• **What you are asked to do**: Look through the data that follows and copy each line with the string "shift".

----

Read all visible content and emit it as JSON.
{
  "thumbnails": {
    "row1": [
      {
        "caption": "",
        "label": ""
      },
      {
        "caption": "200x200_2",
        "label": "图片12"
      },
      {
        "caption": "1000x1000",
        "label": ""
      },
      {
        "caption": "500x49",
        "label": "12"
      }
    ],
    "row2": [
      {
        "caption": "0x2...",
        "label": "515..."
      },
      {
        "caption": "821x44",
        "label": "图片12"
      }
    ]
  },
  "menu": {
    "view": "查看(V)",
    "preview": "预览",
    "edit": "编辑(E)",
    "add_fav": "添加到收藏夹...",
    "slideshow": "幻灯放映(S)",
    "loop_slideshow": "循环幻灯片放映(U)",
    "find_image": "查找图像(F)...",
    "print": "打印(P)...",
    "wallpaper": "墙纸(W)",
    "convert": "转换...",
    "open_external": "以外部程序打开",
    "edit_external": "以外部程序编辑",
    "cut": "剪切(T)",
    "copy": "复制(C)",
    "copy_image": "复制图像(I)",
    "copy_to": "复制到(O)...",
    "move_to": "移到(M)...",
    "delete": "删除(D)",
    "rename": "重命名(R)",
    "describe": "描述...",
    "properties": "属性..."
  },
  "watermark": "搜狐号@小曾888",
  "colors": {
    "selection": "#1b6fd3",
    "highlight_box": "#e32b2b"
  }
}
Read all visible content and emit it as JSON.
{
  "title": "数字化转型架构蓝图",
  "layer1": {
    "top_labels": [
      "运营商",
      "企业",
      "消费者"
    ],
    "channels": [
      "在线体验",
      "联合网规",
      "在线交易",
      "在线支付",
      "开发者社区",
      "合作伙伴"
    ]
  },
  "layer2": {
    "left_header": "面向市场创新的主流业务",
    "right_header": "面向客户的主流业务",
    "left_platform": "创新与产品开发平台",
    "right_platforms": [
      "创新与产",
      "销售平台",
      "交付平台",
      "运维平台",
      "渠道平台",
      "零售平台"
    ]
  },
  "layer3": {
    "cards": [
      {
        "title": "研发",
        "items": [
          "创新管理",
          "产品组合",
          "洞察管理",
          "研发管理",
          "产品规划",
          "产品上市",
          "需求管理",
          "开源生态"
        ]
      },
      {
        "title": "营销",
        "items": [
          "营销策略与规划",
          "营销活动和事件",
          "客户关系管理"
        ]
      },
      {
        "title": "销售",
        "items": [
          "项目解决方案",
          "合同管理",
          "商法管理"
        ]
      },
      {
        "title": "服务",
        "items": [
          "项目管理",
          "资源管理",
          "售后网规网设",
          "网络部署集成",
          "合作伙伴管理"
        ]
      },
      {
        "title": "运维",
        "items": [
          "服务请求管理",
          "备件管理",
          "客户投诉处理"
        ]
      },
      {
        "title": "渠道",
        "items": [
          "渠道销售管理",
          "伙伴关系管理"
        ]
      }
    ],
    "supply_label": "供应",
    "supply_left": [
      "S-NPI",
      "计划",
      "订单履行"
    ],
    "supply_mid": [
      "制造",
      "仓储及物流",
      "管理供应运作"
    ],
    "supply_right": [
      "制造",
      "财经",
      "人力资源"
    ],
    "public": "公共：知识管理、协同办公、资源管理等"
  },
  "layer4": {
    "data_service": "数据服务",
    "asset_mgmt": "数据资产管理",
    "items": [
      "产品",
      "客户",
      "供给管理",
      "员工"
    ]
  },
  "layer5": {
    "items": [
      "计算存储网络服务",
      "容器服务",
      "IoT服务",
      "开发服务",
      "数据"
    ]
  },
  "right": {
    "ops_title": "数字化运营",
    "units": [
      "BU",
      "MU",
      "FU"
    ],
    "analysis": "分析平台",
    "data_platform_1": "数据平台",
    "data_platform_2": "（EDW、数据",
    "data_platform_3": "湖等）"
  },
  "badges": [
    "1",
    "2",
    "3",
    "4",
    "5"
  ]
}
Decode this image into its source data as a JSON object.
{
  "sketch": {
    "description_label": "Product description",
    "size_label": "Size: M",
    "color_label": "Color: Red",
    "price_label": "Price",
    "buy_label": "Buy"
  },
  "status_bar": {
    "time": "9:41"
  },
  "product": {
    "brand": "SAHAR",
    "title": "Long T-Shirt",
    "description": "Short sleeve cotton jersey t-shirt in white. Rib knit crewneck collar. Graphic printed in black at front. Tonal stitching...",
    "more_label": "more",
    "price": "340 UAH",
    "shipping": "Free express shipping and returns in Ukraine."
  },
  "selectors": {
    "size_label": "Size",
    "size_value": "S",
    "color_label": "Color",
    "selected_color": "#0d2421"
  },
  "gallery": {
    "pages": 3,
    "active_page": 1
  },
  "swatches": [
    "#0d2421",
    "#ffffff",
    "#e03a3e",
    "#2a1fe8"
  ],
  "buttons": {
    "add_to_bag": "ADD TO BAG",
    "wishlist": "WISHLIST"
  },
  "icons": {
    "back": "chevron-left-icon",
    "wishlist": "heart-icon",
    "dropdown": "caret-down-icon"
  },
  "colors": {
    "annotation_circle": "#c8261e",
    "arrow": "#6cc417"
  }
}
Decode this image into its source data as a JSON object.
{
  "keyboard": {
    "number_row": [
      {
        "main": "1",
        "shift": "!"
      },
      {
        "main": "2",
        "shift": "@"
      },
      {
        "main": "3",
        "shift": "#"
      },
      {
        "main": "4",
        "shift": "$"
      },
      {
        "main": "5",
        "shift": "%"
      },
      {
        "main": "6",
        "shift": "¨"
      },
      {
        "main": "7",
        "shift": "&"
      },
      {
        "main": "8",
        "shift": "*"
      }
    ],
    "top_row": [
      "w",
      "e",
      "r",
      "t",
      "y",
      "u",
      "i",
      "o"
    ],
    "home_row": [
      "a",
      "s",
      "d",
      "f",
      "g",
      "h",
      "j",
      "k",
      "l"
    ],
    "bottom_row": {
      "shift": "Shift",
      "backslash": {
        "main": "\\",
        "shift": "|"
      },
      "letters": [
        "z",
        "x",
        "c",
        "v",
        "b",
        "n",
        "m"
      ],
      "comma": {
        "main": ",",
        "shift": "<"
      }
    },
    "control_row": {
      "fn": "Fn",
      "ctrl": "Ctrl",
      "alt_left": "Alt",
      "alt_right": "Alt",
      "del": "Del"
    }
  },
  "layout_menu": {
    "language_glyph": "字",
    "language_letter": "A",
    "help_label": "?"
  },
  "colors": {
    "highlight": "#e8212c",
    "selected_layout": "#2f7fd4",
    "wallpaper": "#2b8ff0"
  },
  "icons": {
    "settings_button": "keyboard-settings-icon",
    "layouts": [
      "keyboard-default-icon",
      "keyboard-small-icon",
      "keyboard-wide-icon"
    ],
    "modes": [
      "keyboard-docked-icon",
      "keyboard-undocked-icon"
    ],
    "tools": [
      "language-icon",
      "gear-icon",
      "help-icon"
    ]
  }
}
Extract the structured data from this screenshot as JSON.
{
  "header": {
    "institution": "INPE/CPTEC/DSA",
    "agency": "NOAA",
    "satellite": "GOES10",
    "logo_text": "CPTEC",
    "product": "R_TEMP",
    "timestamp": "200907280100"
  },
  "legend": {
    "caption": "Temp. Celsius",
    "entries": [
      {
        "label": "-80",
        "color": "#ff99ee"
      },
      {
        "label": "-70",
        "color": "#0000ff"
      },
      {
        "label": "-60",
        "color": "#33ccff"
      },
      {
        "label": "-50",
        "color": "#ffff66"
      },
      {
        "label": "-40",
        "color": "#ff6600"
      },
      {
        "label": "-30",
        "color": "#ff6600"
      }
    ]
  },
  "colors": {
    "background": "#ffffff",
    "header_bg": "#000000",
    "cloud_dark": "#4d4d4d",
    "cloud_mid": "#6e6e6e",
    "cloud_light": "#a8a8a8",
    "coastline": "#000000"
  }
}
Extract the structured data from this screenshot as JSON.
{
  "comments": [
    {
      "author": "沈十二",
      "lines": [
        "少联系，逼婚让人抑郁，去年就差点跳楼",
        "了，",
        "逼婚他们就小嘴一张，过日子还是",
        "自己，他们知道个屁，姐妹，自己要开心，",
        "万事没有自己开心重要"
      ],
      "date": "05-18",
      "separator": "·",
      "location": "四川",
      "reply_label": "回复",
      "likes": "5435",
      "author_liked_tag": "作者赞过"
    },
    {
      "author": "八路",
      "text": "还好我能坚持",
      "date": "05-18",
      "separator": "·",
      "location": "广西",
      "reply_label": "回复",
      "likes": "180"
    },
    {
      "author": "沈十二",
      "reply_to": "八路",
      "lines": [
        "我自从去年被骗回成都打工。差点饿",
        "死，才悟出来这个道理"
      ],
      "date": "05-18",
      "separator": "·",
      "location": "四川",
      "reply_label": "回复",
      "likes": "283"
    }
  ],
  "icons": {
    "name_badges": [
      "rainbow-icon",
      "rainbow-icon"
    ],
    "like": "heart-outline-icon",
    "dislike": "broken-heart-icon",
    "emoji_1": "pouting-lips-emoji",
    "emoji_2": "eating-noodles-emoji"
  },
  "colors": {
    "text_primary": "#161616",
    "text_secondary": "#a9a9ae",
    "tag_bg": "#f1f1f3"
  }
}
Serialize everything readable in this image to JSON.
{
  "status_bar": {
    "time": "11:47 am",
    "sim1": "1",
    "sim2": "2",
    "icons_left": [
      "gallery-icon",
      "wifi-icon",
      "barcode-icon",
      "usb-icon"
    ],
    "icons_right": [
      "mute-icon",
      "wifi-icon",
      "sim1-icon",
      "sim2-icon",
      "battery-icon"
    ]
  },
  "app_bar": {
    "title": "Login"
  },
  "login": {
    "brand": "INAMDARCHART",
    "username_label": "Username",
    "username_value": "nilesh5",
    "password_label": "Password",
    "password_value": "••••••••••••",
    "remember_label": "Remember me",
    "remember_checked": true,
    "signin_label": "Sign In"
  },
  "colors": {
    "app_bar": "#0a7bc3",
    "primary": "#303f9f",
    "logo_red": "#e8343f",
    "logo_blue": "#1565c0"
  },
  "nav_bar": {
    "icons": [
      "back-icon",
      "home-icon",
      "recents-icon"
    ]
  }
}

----

• **Answer space**:
        "shift": "!"
        "shift": "@"
        "shift": "#"
        "shift": "$"
        "shift": "%"
        "shift": "¨"
        "shift": "&"
        "shift": "*"
      "shift": "Shift",
        "shift": "|"
        "shift": "<"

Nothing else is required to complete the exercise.